Mostar was heavily damaged by the war. Unlike Croatia there were quite a few buildings that were just shells, only walls, no windows, no roof. There was a photo exhibit of the city after bombs were dropped on the city. The small Turkish Quarter was almost annihilated. They have done a wonderful job of reconstruction. Mostar is known for its bridge. The bridge was blown up so the Muslims could not access the more commercial side of the city to get food. The bridge has been rebuilt. They took great effort to recreate the original bridge. As it turned out Mostar is quite small, i probably should have caught the 3pm bus
It was about 2.5 hours from Mostar to Sarajevo. The drive was beautiful. Most of the drive followed a river. Bosnia has a large Muslim population. There were Mosques in every village. Another interesting thing on the drive were the vendors along the side of the road. They were mostly selling fruits, veggies, and honey. But not both mind you. Here in Europe
I arrived into Sarajevo about 830pm. By the time we got to the bus station very few people were on the bus, and this time i had no translator. The platform where we parked was dark and dank. There was one lone person who had rooms to offer. I was like, i will take it! She took me to the train station next door to an office, so to speak.
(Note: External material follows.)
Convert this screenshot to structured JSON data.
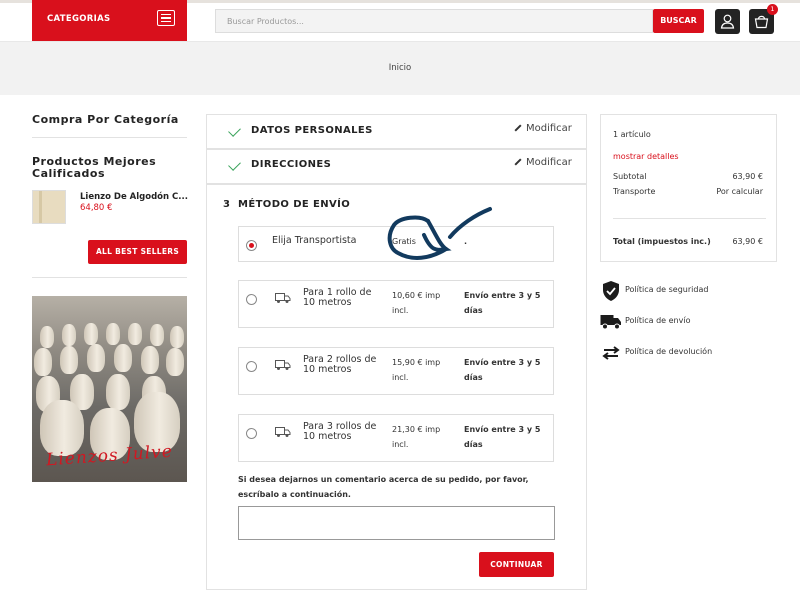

It was an old restaurant being converted to a travel agency. They only had a computer. The staff there was so nice. The lady was nice enough to let me check my email as there was a little problem back in Charlotte and i was anxious to check my email. I had read the Bosian people were very kind and that is very much the case. After using the computer the driver showed up to take me to the hostel. He spoke very little English and at this point I am a little apprehensive about getting in the car with him. But all was well, he was very kind. He gave me the tour during the 10 minute ride. He pointed out the Holiday Inn, which was where all the journalist stayed during the war. If you will recall during the Bosnian-Serbian conflict it was next to the Holiday Inn that was referred to as sniper alley. Remember all the TV footage of people running for their lives? When i mentioned sniper alley her was like yea, yea, bang, bang. Very Surreal. The damage from the war is ever present here. Numerous bombed out buildings and it seems almost every building has bullet and mortar damage.